A commission made up of stakeholders, experts and lawmakers studied the issue over the interim and issued findings and recommendations in December last year. The Texas Commission on Public School Finance found that the current formulas that determine how much each school gets per student are outdated and insufficient to meet the needs of students, especially those from low-income backgrounds, those with special education needs and those learning English. They recommended an overhaul of allotments and weights, the variables that drive the funding formulas, to redirect $3.5 billion in existing funds towards these vulnerable populations as well as other programs that produce strong educational outcomes for all students.

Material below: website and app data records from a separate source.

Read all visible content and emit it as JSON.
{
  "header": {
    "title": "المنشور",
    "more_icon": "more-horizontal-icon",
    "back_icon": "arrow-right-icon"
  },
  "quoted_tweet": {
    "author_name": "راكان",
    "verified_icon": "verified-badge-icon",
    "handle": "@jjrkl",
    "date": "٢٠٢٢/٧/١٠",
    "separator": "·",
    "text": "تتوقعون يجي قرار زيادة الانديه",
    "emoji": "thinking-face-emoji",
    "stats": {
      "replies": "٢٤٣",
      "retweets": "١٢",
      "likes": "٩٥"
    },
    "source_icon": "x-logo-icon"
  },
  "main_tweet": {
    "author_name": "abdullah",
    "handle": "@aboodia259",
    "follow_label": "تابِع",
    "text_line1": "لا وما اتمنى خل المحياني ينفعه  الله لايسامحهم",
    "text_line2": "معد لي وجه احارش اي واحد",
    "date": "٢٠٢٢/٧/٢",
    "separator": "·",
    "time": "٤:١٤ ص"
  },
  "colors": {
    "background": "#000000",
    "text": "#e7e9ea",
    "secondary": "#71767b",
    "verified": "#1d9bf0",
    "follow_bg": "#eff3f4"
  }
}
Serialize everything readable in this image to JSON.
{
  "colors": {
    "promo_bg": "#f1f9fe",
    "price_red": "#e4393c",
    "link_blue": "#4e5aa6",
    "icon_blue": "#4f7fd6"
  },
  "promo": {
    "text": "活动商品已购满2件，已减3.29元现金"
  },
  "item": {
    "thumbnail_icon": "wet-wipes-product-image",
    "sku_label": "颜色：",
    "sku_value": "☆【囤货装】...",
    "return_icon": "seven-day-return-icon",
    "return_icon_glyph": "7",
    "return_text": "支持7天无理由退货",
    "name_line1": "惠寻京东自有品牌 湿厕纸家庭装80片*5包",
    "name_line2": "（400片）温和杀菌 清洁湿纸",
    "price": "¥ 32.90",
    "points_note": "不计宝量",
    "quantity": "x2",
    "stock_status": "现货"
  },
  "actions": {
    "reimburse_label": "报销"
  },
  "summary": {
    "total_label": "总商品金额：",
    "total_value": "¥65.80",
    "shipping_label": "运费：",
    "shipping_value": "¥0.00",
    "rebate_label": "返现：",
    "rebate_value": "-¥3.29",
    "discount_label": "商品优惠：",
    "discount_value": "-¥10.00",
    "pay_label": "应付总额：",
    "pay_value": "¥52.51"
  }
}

The commission also made recommendations for property tax reform, offering three solutions but not recommending one above another. The commission found that the amount of recapture, that is local property tax revenue above a certain threshold remitted to the state and then redirected to property-poor districts, is increasing significantly. The number of districts paying recapture is more than 200, up many times more than the 34 who originally paid recapture when the law was passed in 1993. One proposed solution would use growth in recapture to compress local property tax rates. Another would take this growth and divide it equally among the state, school districts, and taxpayers. The final plan would simply cap property tax growth at 2.5 percent per year. What eventually reaches the Senate floor will be developed by a newly formed committee on property taxes.
Also this week, budget writers found out how much money they'll have to work with as they figure out how to pay for state services for the next two years when Comptroller Glenn Hegar issued his biennial revenue estimate. The state is constitutionally prohibited from spending more than it takes in, so this estimate sets a cap on how much lawmakers can appropriate. Unlike in 2017, when legislators arrived in Austin to discover they had less money to work with than the previous session, strong economic growth and sales tax collections have increased available revenue by eight percent over last session, for a total of just under $120 billion in non-dedicated general revenue.
Hegar also releases growth projections for the Texas economy with the revenue estimate, and he said that a recovery in the oil market in 2018 and expansion of the national economy led to robust 3 percent growth in gross state product, and forecast an even stronger four percent rate for 2019. Beyond that, he said, economic uncertainties cloud the state's economic prospects. Rising federal interest rates, a drop in the price of a barrel of oil from its October high, and volatility in the global market and questions about US global trade policy will rein in growth. While the state should still outpace the national economy, he said, his office predicts more modest growth in GSP of 2.5 percent in each year of the 2020-2021 biennium.
The Senate will reconvene Tuesday, January 15 at 11 a.m.